━━━━━ Records for this task ━━━━━
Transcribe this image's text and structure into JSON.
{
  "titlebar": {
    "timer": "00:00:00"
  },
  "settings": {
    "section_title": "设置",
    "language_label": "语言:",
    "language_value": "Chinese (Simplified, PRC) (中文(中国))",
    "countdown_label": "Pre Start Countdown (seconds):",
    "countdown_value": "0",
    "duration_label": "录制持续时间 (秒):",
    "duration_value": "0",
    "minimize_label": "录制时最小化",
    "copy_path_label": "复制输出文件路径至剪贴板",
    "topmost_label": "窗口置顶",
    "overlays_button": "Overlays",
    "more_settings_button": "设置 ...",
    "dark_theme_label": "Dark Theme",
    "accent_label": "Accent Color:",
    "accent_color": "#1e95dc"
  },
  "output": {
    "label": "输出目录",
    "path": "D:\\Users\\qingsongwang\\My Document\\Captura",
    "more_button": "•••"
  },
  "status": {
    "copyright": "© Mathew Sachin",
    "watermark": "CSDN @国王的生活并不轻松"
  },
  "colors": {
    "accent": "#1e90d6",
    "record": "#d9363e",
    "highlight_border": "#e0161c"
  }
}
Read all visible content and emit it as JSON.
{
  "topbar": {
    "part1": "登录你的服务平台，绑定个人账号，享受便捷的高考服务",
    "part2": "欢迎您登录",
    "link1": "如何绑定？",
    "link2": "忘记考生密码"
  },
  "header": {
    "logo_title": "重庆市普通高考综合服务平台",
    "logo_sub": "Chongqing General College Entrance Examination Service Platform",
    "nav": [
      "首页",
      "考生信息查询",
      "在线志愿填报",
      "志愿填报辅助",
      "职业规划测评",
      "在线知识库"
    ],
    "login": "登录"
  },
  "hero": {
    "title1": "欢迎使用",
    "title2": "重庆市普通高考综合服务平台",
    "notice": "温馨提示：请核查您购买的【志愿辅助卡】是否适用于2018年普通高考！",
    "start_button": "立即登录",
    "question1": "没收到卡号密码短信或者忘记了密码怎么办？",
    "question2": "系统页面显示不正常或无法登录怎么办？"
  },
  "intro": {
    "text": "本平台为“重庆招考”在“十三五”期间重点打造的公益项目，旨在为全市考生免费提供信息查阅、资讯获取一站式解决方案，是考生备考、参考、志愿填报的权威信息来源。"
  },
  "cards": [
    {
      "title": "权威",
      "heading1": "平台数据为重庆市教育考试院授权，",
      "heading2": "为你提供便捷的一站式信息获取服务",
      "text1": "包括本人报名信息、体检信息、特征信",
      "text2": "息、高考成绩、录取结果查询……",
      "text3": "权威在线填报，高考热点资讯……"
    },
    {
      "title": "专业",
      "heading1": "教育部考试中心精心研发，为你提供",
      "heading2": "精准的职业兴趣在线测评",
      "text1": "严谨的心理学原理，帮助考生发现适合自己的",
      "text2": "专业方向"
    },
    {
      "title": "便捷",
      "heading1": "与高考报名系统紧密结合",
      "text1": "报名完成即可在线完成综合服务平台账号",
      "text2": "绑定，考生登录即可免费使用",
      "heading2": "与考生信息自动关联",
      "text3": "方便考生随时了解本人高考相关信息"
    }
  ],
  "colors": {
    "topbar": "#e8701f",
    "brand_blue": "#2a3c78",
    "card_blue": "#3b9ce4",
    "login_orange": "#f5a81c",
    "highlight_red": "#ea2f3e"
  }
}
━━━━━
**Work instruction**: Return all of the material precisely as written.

**Response area**:
Transcribe this image's text and structure into JSON.
{
  "titlebar": {
    "timer": "00:00:00"
  },
  "settings": {
    "section_title": "设置",
    "language_label": "语言:",
    "language_value": "Chinese (Simplified, PRC) (中文(中国))",
    "countdown_label": "Pre Start Countdown (seconds):",
    "countdown_value": "0",
    "duration_label": "录制持续时间 (秒):",
    "duration_value": "0",
    "minimize_label": "录制时最小化",
    "copy_path_label": "复制输出文件路径至剪贴板",
    "topmost_label": "窗口置顶",
    "overlays_button": "Overlays",
    "more_settings_button": "设置 ...",
    "dark_theme_label": "Dark Theme",
    "accent_label": "Accent Color:",
    "accent_color": "#1e95dc"
  },
  "output": {
    "label": "输出目录",
    "path": "D:\\Users\\qingsongwang\\My Document\\Captura",
    "more_button": "•••"
  },
  "status": {
    "copyright": "© Mathew Sachin",
    "watermark": "CSDN @国王的生活并不轻松"
  },
  "colors": {
    "accent": "#1e90d6",
    "record": "#d9363e",
    "highlight_border": "#e0161c"
  }
}
Read all visible content and emit it as JSON.
{
  "topbar": {
    "part1": "登录你的服务平台，绑定个人账号，享受便捷的高考服务",
    "part2": "欢迎您登录",
    "link1": "如何绑定？",
    "link2": "忘记考生密码"
  },
  "header": {
    "logo_title": "重庆市普通高考综合服务平台",
    "logo_sub": "Chongqing General College Entrance Examination Service Platform",
    "nav": [
      "首页",
      "考生信息查询",
      "在线志愿填报",
      "志愿填报辅助",
      "职业规划测评",
      "在线知识库"
    ],
    "login": "登录"
  },
  "hero": {
    "title1": "欢迎使用",
    "title2": "重庆市普通高考综合服务平台",
    "notice": "温馨提示：请核查您购买的【志愿辅助卡】是否适用于2018年普通高考！",
    "start_button": "立即登录",
    "question1": "没收到卡号密码短信或者忘记了密码怎么办？",
    "question2": "系统页面显示不正常或无法登录怎么办？"
  },
  "intro": {
    "text": "本平台为“重庆招考”在“十三五”期间重点打造的公益项目，旨在为全市考生免费提供信息查阅、资讯获取一站式解决方案，是考生备考、参考、志愿填报的权威信息来源。"
  },
  "cards": [
    {
      "title": "权威",
      "heading1": "平台数据为重庆市教育考试院授权，",
      "heading2": "为你提供便捷的一站式信息获取服务",
      "text1": "包括本人报名信息、体检信息、特征信",
      "text2": "息、高考成绩、录取结果查询……",
      "text3": "权威在线填报，高考热点资讯……"
    },
    {
      "title": "专业",
      "heading1": "教育部考试中心精心研发，为你提供",
      "heading2": "精准的职业兴趣在线测评",
      "text1": "严谨的心理学原理，帮助考生发现适合自己的",
      "text2": "专业方向"
    },
    {
      "title": "便捷",
      "heading1": "与高考报名系统紧密结合",
      "text1": "报名完成即可在线完成综合服务平台账号",
      "text2": "绑定，考生登录即可免费使用",
      "heading2": "与考生信息自动关联",
      "text3": "方便考生随时了解本人高考相关信息"
    }
  ],
  "colors": {
    "topbar": "#e8701f",
    "brand_blue": "#2a3c78",
    "card_blue": "#3b9ce4",
    "login_orange": "#f5a81c",
    "highlight_red": "#ea2f3e"
  }
}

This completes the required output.